- _EXERCISE_:
Return each line of the listing in which the word "Enter" appears.

- _DATA EXCERPTS_:

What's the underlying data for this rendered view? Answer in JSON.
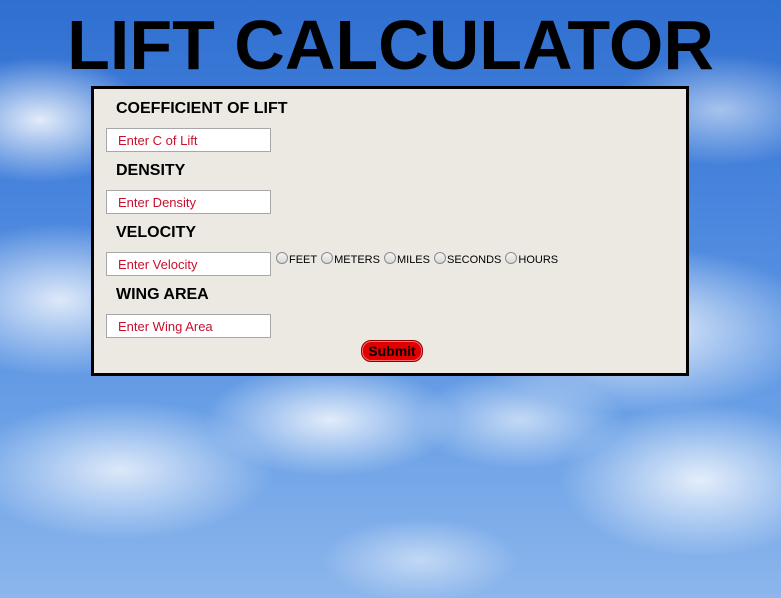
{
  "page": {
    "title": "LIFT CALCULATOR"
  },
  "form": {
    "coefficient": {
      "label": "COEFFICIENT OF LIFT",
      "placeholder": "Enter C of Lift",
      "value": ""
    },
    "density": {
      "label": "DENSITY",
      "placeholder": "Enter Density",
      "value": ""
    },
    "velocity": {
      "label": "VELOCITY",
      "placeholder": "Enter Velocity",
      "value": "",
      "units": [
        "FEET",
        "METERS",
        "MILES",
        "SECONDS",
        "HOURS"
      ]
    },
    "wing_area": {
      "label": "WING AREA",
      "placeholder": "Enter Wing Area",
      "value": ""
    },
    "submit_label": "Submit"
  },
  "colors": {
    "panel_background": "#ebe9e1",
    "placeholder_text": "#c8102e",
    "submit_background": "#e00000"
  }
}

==

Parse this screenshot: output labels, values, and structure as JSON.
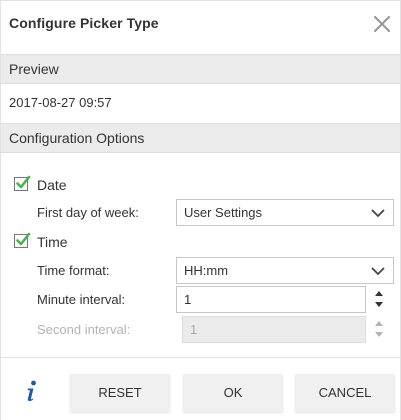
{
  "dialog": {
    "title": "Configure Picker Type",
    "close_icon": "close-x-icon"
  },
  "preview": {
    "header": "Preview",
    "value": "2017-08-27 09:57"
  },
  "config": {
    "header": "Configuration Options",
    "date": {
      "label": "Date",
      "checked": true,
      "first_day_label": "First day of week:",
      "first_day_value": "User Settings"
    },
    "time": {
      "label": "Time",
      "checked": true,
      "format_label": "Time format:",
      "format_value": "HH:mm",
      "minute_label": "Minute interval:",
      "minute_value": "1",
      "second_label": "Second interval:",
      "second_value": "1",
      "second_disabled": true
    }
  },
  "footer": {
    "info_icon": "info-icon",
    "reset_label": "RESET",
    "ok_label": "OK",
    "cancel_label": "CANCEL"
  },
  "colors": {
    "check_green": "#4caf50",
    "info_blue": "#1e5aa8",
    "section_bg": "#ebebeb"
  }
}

- _EXERCISE ANSWER_:
      "placeholder": "Enter C of Lift",
      "placeholder": "Enter Density",
      "placeholder": "Enter Velocity",
      "placeholder": "Enter Wing Area",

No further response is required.